• WHAT TO PRODUCE
Look through the entries below and report how many lines hold the string "Active". Only the number is wanted.

(Interface dataset entries)
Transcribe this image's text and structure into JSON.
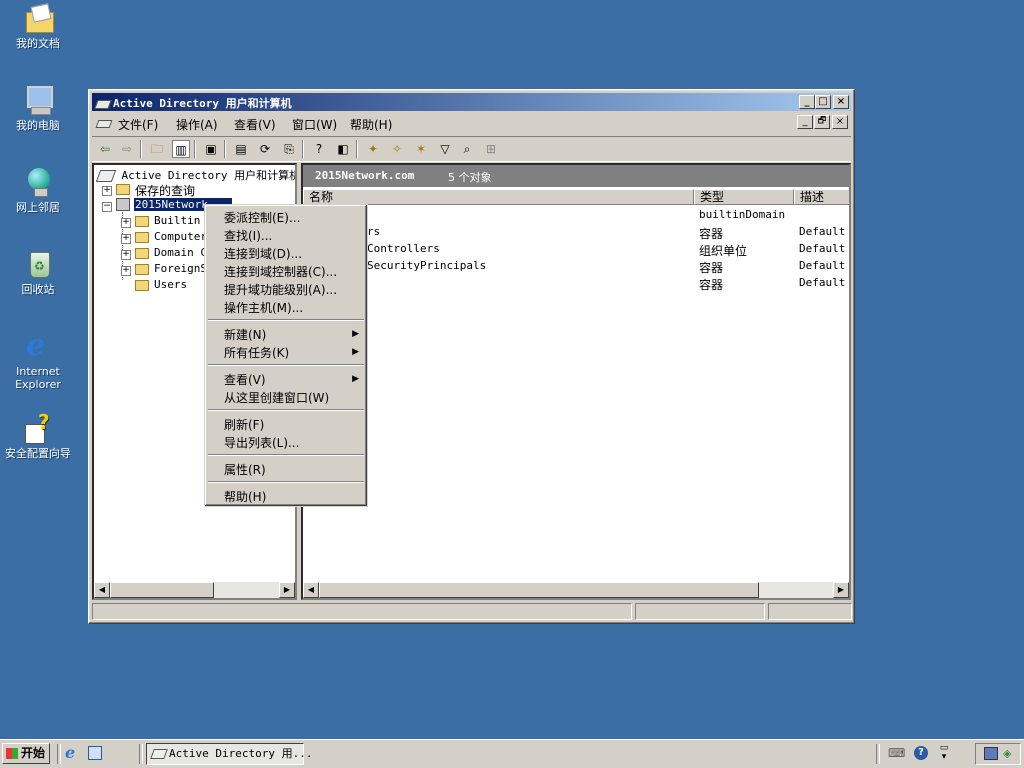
{
  "desktop": {
    "icons": [
      {
        "label": "我的文档"
      },
      {
        "label": "我的电脑"
      },
      {
        "label": "网上邻居"
      },
      {
        "label": "回收站"
      },
      {
        "label_line1": "Internet",
        "label_line2": "Explorer"
      },
      {
        "label": "安全配置向导"
      }
    ]
  },
  "window": {
    "title": "Active Directory 用户和计算机",
    "controls": {
      "minimize": "_",
      "maximize": "□",
      "close": "×",
      "child_restore": "🗗"
    },
    "menu": [
      "文件(F)",
      "操作(A)",
      "查看(V)",
      "窗口(W)",
      "帮助(H)"
    ],
    "toolbar_icons": [
      "back-icon",
      "forward-icon",
      "up-folder-icon",
      "show-hide-tree-icon",
      "cut-icon",
      "properties-icon",
      "refresh-icon",
      "export-icon",
      "help-icon",
      "console-tree-icon",
      "new-user-icon",
      "new-group-icon",
      "new-ou-icon",
      "filter-icon",
      "find-icon",
      "add-to-group-icon"
    ]
  },
  "tree": {
    "root": "Active Directory 用户和计算机",
    "saved_queries": "保存的查询",
    "domain": "2015Network",
    "children": [
      "Builtin",
      "Computer",
      "Domain C",
      "ForeignS",
      "Users"
    ]
  },
  "list": {
    "header_domain": "2015Network.com",
    "header_count": "5 个对象",
    "columns": [
      "名称",
      "类型",
      "描述"
    ],
    "rows": [
      {
        "name": "",
        "type": "builtinDomain",
        "desc": ""
      },
      {
        "name": "rs",
        "type": "容器",
        "desc": "Default c"
      },
      {
        "name": "Controllers",
        "type": "组织单位",
        "desc": "Default c"
      },
      {
        "name": "SecurityPrincipals",
        "type": "容器",
        "desc": "Default c"
      },
      {
        "name": "",
        "type": "容器",
        "desc": "Default c"
      }
    ]
  },
  "context_menu": {
    "group1": [
      "委派控制(E)...",
      "查找(I)...",
      "连接到域(D)...",
      "连接到域控制器(C)...",
      "提升域功能级别(A)...",
      "操作主机(M)..."
    ],
    "group2": [
      "新建(N)",
      "所有任务(K)"
    ],
    "group3": [
      "查看(V)",
      "从这里创建窗口(W)"
    ],
    "group4": [
      "刷新(F)",
      "导出列表(L)..."
    ],
    "group5": [
      "属性(R)"
    ],
    "group6": [
      "帮助(H)"
    ]
  },
  "taskbar": {
    "start": "开始",
    "task": "Active Directory 用..."
  },
  "colors": {
    "desktop": "#3a6ea5",
    "title_start": "#0a246a",
    "title_end": "#a6caf0",
    "selection": "#0a246a"
  }
}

• REPLY TO THE TASK
3